Brief Fact Summary. Pension Benefit Guarantee Corporation (PBGC) is a wholly owned United States Government Corporation, modeled after the Federal Deposit Insurance Corporation. PBGC administers and enforces Title IV of the Employee Retirement Income Security Act (ERISA), including a mandatory Government insurance program that protects the pension benefits of American workers. PBGC issued a Notice of Restoration to LTV Corporation’s plan, and LTV refused to comply.
Synopsis of Rule of Law. The APA Section:706 prohibition against arbitrary and capricious decision-making by agencies should not be applied too broadly.
Subsequent legislative history is a hazardous basis for inferring the intent of an earlier Congress.View Full Point of Law
Issue. Was the decision of the PBGC to restore certain pension plans under Section:4047 of ERISA arbitrary and capricious, or contrary to law, within the meaning of APA Section:706?
Held. No. The determination was lawfully made by informal adjudication, the minimal requirements for which are set forth under APA Section:555. The lower courts misconstrued the meaning of APA Section:706. At most, Overton Park suggested that the requirement that agency action not be “arbitrary and capricious” imposes a general “procedural” requirement by mandating that an agency take whatever steps it needs to provide an explanation that will enable courts to evaluate the agency’s rationale at the time of the decision. In this case, unlike in Overton Park, the court did not suggest that the administrative record was inadequate to enable the court to fulfill its duties under Section:706. Dissent. None. Concurrence. None.

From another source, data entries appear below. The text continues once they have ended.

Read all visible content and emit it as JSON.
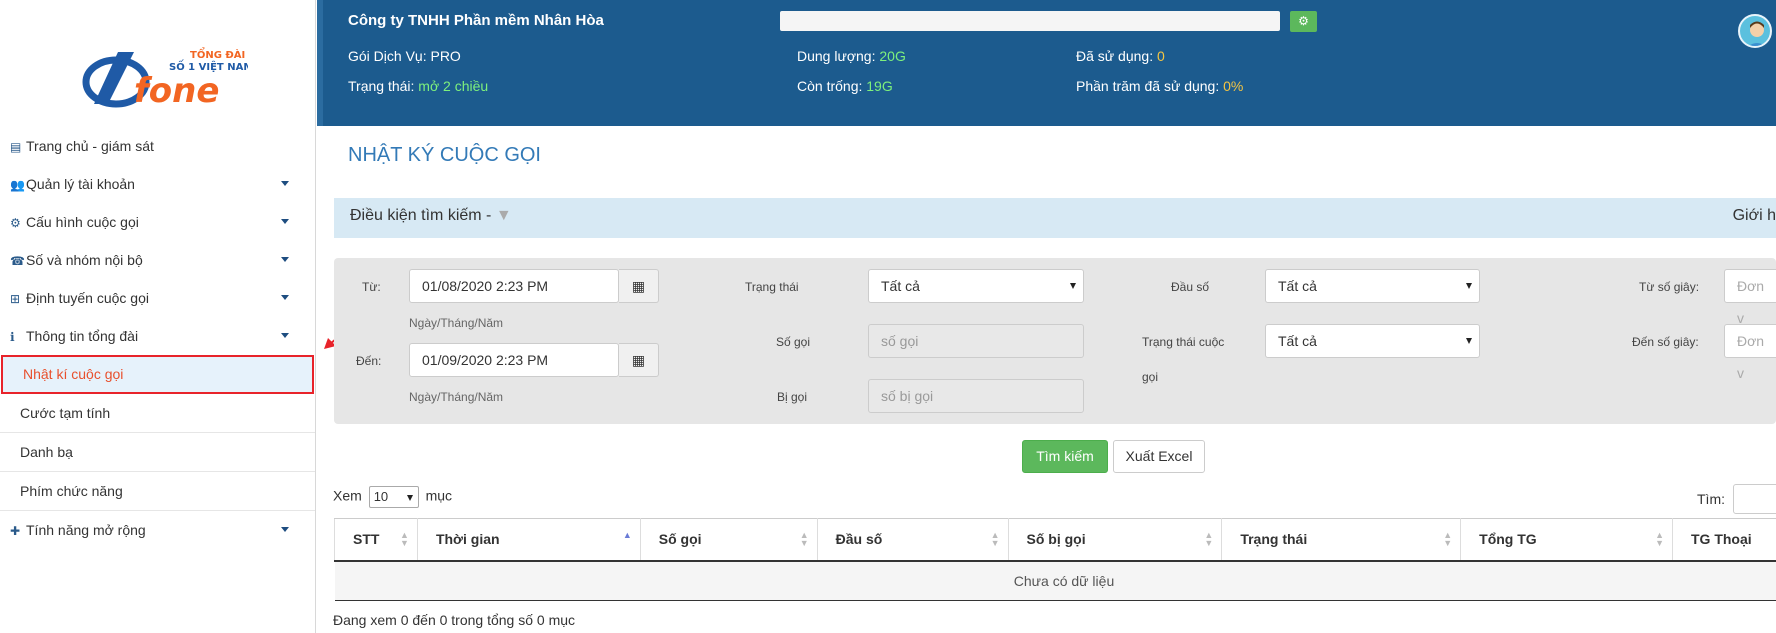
{
  "sidebar": {
    "logo": {
      "top": "TỔNG ĐÀI",
      "line2": "SỐ 1 VIỆT NAM",
      "brand": "fone"
    },
    "items": [
      {
        "label": "Trang chủ - giám sát",
        "icon": "clipboard-icon",
        "caret": false
      },
      {
        "label": "Quản lý tài khoản",
        "icon": "users-icon",
        "caret": true
      },
      {
        "label": "Cấu hình cuộc gọi",
        "icon": "gears-icon",
        "caret": true
      },
      {
        "label": "Số và nhóm nội bộ",
        "icon": "headset-icon",
        "caret": true
      },
      {
        "label": "Định tuyến cuộc gọi",
        "icon": "sitemap-icon",
        "caret": true
      },
      {
        "label": "Thông tin tổng đài",
        "icon": "info-icon",
        "caret": true
      }
    ],
    "subitems": [
      {
        "label": "Nhật kí cuộc gọi",
        "active": true
      },
      {
        "label": "Cước tạm tính",
        "active": false
      },
      {
        "label": "Danh bạ",
        "active": false
      },
      {
        "label": "Phím chức năng",
        "active": false
      }
    ],
    "last_item": {
      "label": "Tính năng mở rộng",
      "icon": "puzzle-icon"
    }
  },
  "header": {
    "company": "Công ty TNHH Phần mềm Nhân Hòa",
    "service_label": "Gói Dịch Vụ:",
    "service_value": "PRO",
    "status_label": "Trạng thái:",
    "status_value": "mở 2 chiều",
    "capacity_label": "Dung lượng:",
    "capacity_value": "20G",
    "free_label": "Còn trống:",
    "free_value": "19G",
    "used_label": "Đã sử dụng:",
    "used_value": "0",
    "percent_label": "Phần trăm đã sử dụng:",
    "percent_value": "0%"
  },
  "page": {
    "title": "NHẬT KÝ CUỘC GỌI",
    "search_bar_title": "Điều kiện tìm kiếm -",
    "search_bar_right": "Giới h"
  },
  "filters": {
    "from_label": "Từ:",
    "from_value": "01/08/2020 2:23 PM",
    "from_hint": "Ngày/Tháng/Năm",
    "to_label": "Đến:",
    "to_value": "01/09/2020 2:23 PM",
    "to_hint": "Ngày/Tháng/Năm",
    "status_label": "Trạng thái",
    "status_value": "Tất cả",
    "caller_label": "Số gọi",
    "caller_placeholder": "số gọi",
    "callee_label": "Bị gọi",
    "callee_placeholder": "số bị gọi",
    "prefix_label": "Đầu số",
    "prefix_value": "Tất cả",
    "call_status_label_1": "Trạng thái cuộc",
    "call_status_label_2": "gọi",
    "call_status_value": "Tất cả",
    "from_sec_label": "Từ số giây:",
    "from_sec_placeholder": "Đơn v",
    "to_sec_label": "Đến số giây:",
    "to_sec_placeholder": "Đơn v"
  },
  "actions": {
    "search": "Tìm kiếm",
    "export": "Xuất Excel"
  },
  "table_controls": {
    "show_label": "Xem",
    "show_value": "10",
    "entries_label": "mục",
    "find_label": "Tìm:"
  },
  "table": {
    "columns": [
      "STT",
      "Thời gian",
      "Số gọi",
      "Đầu số",
      "Số bị gọi",
      "Trạng thái",
      "Tổng TG",
      "TG Thoại"
    ],
    "empty": "Chưa có dữ liệu",
    "info": "Đang xem 0 đến 0 trong tổng số 0 mục"
  }
}
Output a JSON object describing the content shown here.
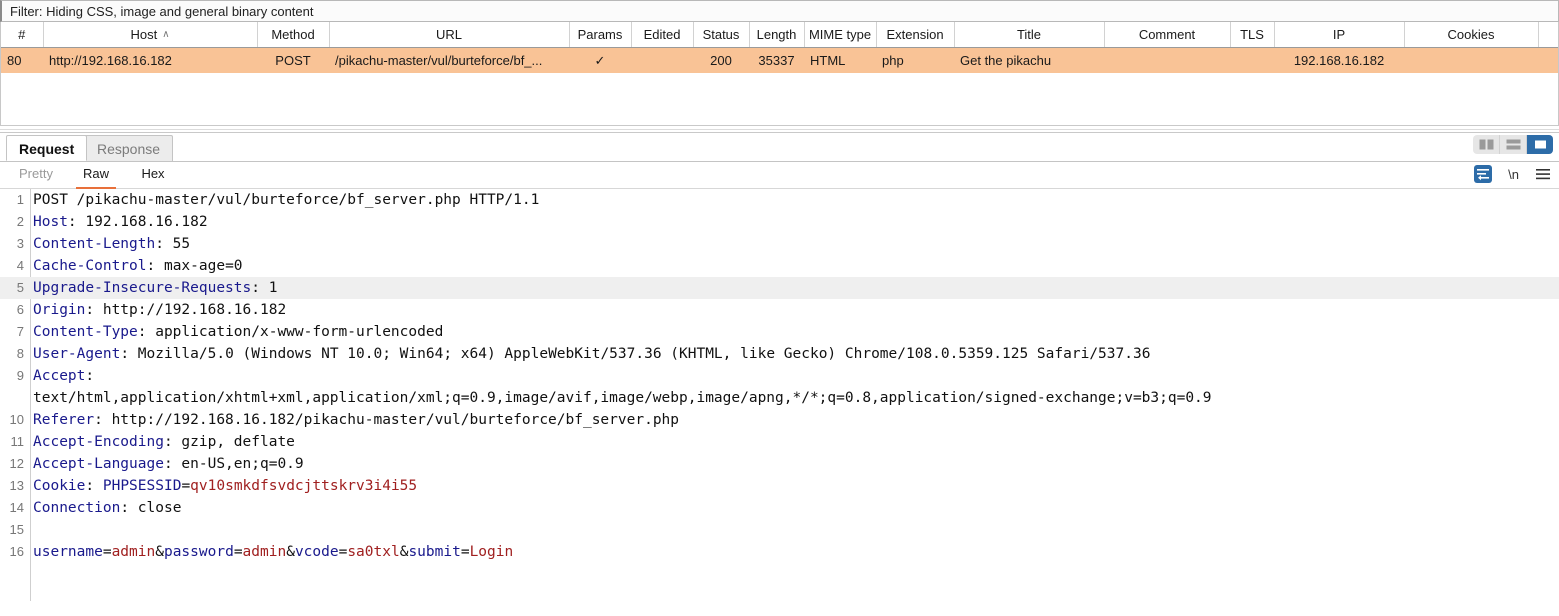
{
  "filter_bar": {
    "text": "Filter: Hiding CSS, image and general binary content"
  },
  "http_table": {
    "columns": [
      {
        "label": "#",
        "align": "center"
      },
      {
        "label": "Host",
        "align": "center",
        "sort": "asc"
      },
      {
        "label": "Method",
        "align": "center"
      },
      {
        "label": "URL",
        "align": "center"
      },
      {
        "label": "Params",
        "align": "center"
      },
      {
        "label": "Edited",
        "align": "center"
      },
      {
        "label": "Status",
        "align": "center"
      },
      {
        "label": "Length",
        "align": "center"
      },
      {
        "label": "MIME type",
        "align": "center"
      },
      {
        "label": "Extension",
        "align": "center"
      },
      {
        "label": "Title",
        "align": "center"
      },
      {
        "label": "Comment",
        "align": "center"
      },
      {
        "label": "TLS",
        "align": "center"
      },
      {
        "label": "IP",
        "align": "center"
      },
      {
        "label": "Cookies",
        "align": "center"
      },
      {
        "label": "",
        "align": "center"
      }
    ],
    "rows": [
      {
        "number": "80",
        "host": "http://192.168.16.182",
        "method": "POST",
        "url": "/pikachu-master/vul/burteforce/bf_...",
        "params": "✓",
        "edited": "",
        "status": "200",
        "length": "35337",
        "mime_type": "HTML",
        "extension": "php",
        "title": "Get the pikachu",
        "comment": "",
        "tls": "",
        "ip": "192.168.16.182",
        "cookies": "",
        "selected": true
      }
    ]
  },
  "message_tabs": {
    "request_label": "Request",
    "response_label": "Response",
    "active": "Request",
    "layout_buttons": [
      {
        "name": "side-by-side-layout",
        "selected": false
      },
      {
        "name": "stacked-layout",
        "selected": false
      },
      {
        "name": "single-pane-layout",
        "selected": true
      }
    ]
  },
  "view_tabs": {
    "items": [
      {
        "label": "Pretty",
        "active": false
      },
      {
        "label": "Raw",
        "active": true
      },
      {
        "label": "Hex",
        "active": false
      }
    ],
    "tools": [
      {
        "name": "word-wrap-icon",
        "selected": true
      },
      {
        "name": "newline-icon",
        "glyph": "\\n",
        "selected": false
      },
      {
        "name": "hamburger-menu-icon",
        "selected": false
      }
    ]
  },
  "raw_request": {
    "lines": [
      {
        "number": "1",
        "highlight": false,
        "spans": [
          {
            "t": "POST /pikachu-master/vul/burteforce/bf_server.php HTTP/1.1",
            "c": "plain"
          }
        ]
      },
      {
        "number": "2",
        "highlight": false,
        "spans": [
          {
            "t": "Host",
            "c": "hdr"
          },
          {
            "t": ": 192.168.16.182",
            "c": "plain"
          }
        ]
      },
      {
        "number": "3",
        "highlight": false,
        "spans": [
          {
            "t": "Content-Length",
            "c": "hdr"
          },
          {
            "t": ": 55",
            "c": "plain"
          }
        ]
      },
      {
        "number": "4",
        "highlight": false,
        "spans": [
          {
            "t": "Cache-Control",
            "c": "hdr"
          },
          {
            "t": ": max-age=0",
            "c": "plain"
          }
        ]
      },
      {
        "number": "5",
        "highlight": true,
        "spans": [
          {
            "t": "Upgrade-Insecure-Requests",
            "c": "hdr"
          },
          {
            "t": ": 1",
            "c": "plain"
          }
        ]
      },
      {
        "number": "6",
        "highlight": false,
        "spans": [
          {
            "t": "Origin",
            "c": "hdr"
          },
          {
            "t": ": http://192.168.16.182",
            "c": "plain"
          }
        ]
      },
      {
        "number": "7",
        "highlight": false,
        "spans": [
          {
            "t": "Content-Type",
            "c": "hdr"
          },
          {
            "t": ": application/x-www-form-urlencoded",
            "c": "plain"
          }
        ]
      },
      {
        "number": "8",
        "highlight": false,
        "spans": [
          {
            "t": "User-Agent",
            "c": "hdr"
          },
          {
            "t": ": Mozilla/5.0 (Windows NT 10.0; Win64; x64) AppleWebKit/537.36 (KHTML, like Gecko) Chrome/108.0.5359.125 Safari/537.36",
            "c": "plain"
          }
        ]
      },
      {
        "number": "9",
        "highlight": false,
        "spans": [
          {
            "t": "Accept",
            "c": "hdr"
          },
          {
            "t": ":",
            "c": "plain"
          }
        ]
      },
      {
        "number": "",
        "highlight": false,
        "spans": [
          {
            "t": "text/html,application/xhtml+xml,application/xml;q=0.9,image/avif,image/webp,image/apng,*/*;q=0.8,application/signed-exchange;v=b3;q=0.9",
            "c": "plain"
          }
        ]
      },
      {
        "number": "10",
        "highlight": false,
        "spans": [
          {
            "t": "Referer",
            "c": "hdr"
          },
          {
            "t": ": http://192.168.16.182/pikachu-master/vul/burteforce/bf_server.php",
            "c": "plain"
          }
        ]
      },
      {
        "number": "11",
        "highlight": false,
        "spans": [
          {
            "t": "Accept-Encoding",
            "c": "hdr"
          },
          {
            "t": ": gzip, deflate",
            "c": "plain"
          }
        ]
      },
      {
        "number": "12",
        "highlight": false,
        "spans": [
          {
            "t": "Accept-Language",
            "c": "hdr"
          },
          {
            "t": ": en-US,en;q=0.9",
            "c": "plain"
          }
        ]
      },
      {
        "number": "13",
        "highlight": false,
        "spans": [
          {
            "t": "Cookie",
            "c": "hdr"
          },
          {
            "t": ": ",
            "c": "plain"
          },
          {
            "t": "PHPSESSID",
            "c": "blue"
          },
          {
            "t": "=",
            "c": "plain"
          },
          {
            "t": "qv10smkdfsvdcjttskrv3i4i55",
            "c": "red"
          }
        ]
      },
      {
        "number": "14",
        "highlight": false,
        "spans": [
          {
            "t": "Connection",
            "c": "hdr"
          },
          {
            "t": ": close",
            "c": "plain"
          }
        ]
      },
      {
        "number": "15",
        "highlight": false,
        "spans": [
          {
            "t": "",
            "c": "plain"
          }
        ]
      },
      {
        "number": "16",
        "highlight": false,
        "spans": [
          {
            "t": "username",
            "c": "blue"
          },
          {
            "t": "=",
            "c": "plain"
          },
          {
            "t": "admin",
            "c": "red"
          },
          {
            "t": "&",
            "c": "plain"
          },
          {
            "t": "password",
            "c": "blue"
          },
          {
            "t": "=",
            "c": "plain"
          },
          {
            "t": "admin",
            "c": "red"
          },
          {
            "t": "&",
            "c": "plain"
          },
          {
            "t": "vcode",
            "c": "blue"
          },
          {
            "t": "=",
            "c": "plain"
          },
          {
            "t": "sa0txl",
            "c": "red"
          },
          {
            "t": "&",
            "c": "plain"
          },
          {
            "t": "submit",
            "c": "blue"
          },
          {
            "t": "=",
            "c": "plain"
          },
          {
            "t": "Login",
            "c": "red"
          }
        ]
      }
    ]
  },
  "colors": {
    "selected_row": "#f9c396",
    "header_name": "#19198c",
    "param_value": "#a02020",
    "accent": "#e8703a",
    "layout_selected": "#2d6ca8"
  }
}
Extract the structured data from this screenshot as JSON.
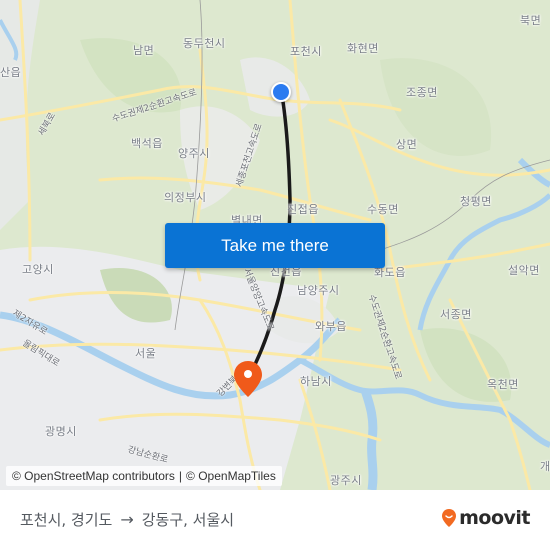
{
  "map": {
    "places": [
      {
        "id": "nammyeon",
        "label": "남면"
      },
      {
        "id": "dongducheon",
        "label": "동두천시"
      },
      {
        "id": "pocheon",
        "label": "포천시"
      },
      {
        "id": "hwahyeon",
        "label": "화현면"
      },
      {
        "id": "bukmyeon",
        "label": "북면"
      },
      {
        "id": "sanup",
        "label": "산읍"
      },
      {
        "id": "jojong",
        "label": "조종면"
      },
      {
        "id": "baekseok",
        "label": "백석읍"
      },
      {
        "id": "yangju",
        "label": "양주시"
      },
      {
        "id": "sangmyeon",
        "label": "상면"
      },
      {
        "id": "uijeongbu",
        "label": "의정부시"
      },
      {
        "id": "jinjeop",
        "label": "진접읍"
      },
      {
        "id": "sudong",
        "label": "수동면"
      },
      {
        "id": "cheongpyeong",
        "label": "청평면"
      },
      {
        "id": "byeollae",
        "label": "별내면"
      },
      {
        "id": "goyang",
        "label": "고양시"
      },
      {
        "id": "jingeon",
        "label": "진건읍"
      },
      {
        "id": "hwado",
        "label": "화도읍"
      },
      {
        "id": "seorak",
        "label": "설악면"
      },
      {
        "id": "namyangju",
        "label": "남양주시"
      },
      {
        "id": "wabu",
        "label": "와부읍"
      },
      {
        "id": "seojong",
        "label": "서종면"
      },
      {
        "id": "seoul",
        "label": "서울"
      },
      {
        "id": "hanam",
        "label": "하남시"
      },
      {
        "id": "okcheon",
        "label": "옥천면"
      },
      {
        "id": "gwangmyeong",
        "label": "광명시"
      },
      {
        "id": "gwangju",
        "label": "광주시"
      },
      {
        "id": "gae",
        "label": "개"
      }
    ],
    "roads": [
      {
        "id": "capital-ring-2",
        "label": "수도권제2순환고속도로"
      },
      {
        "id": "sebuk",
        "label": "세북로"
      },
      {
        "id": "sejong-pocheon",
        "label": "세종포천고속도로"
      },
      {
        "id": "jayu",
        "label": "제2자유로"
      },
      {
        "id": "olympic",
        "label": "올림픽대로"
      },
      {
        "id": "gangbyeon",
        "label": "강변북로"
      },
      {
        "id": "nambu-ring",
        "label": "강남순환로"
      },
      {
        "id": "capital-ring-2b",
        "label": "수도권제2순환고속도로"
      },
      {
        "id": "seoul-yangyang",
        "label": "서울양양고속도로"
      }
    ],
    "cta_label": "Take me there",
    "attribution": {
      "osm": "© OpenStreetMap contributors",
      "separator": "|",
      "omt": "© OpenMapTiles"
    },
    "colors": {
      "route": "#1a1a1a",
      "origin": "#2b7bf0",
      "destination": "#f05a1a",
      "button": "#0a73d4"
    }
  },
  "footer": {
    "origin": "포천시, 경기도",
    "arrow": "→",
    "destination": "강동구, 서울시",
    "brand": "moovit",
    "brand_color": "#f26a21"
  }
}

Discussion. The procedural inadequacies cited by the Court of Appeals all related to LTV’s role in the decision-making process, but did not point to any provision in ERISA or the APA which gave LTV the purported procedural rights.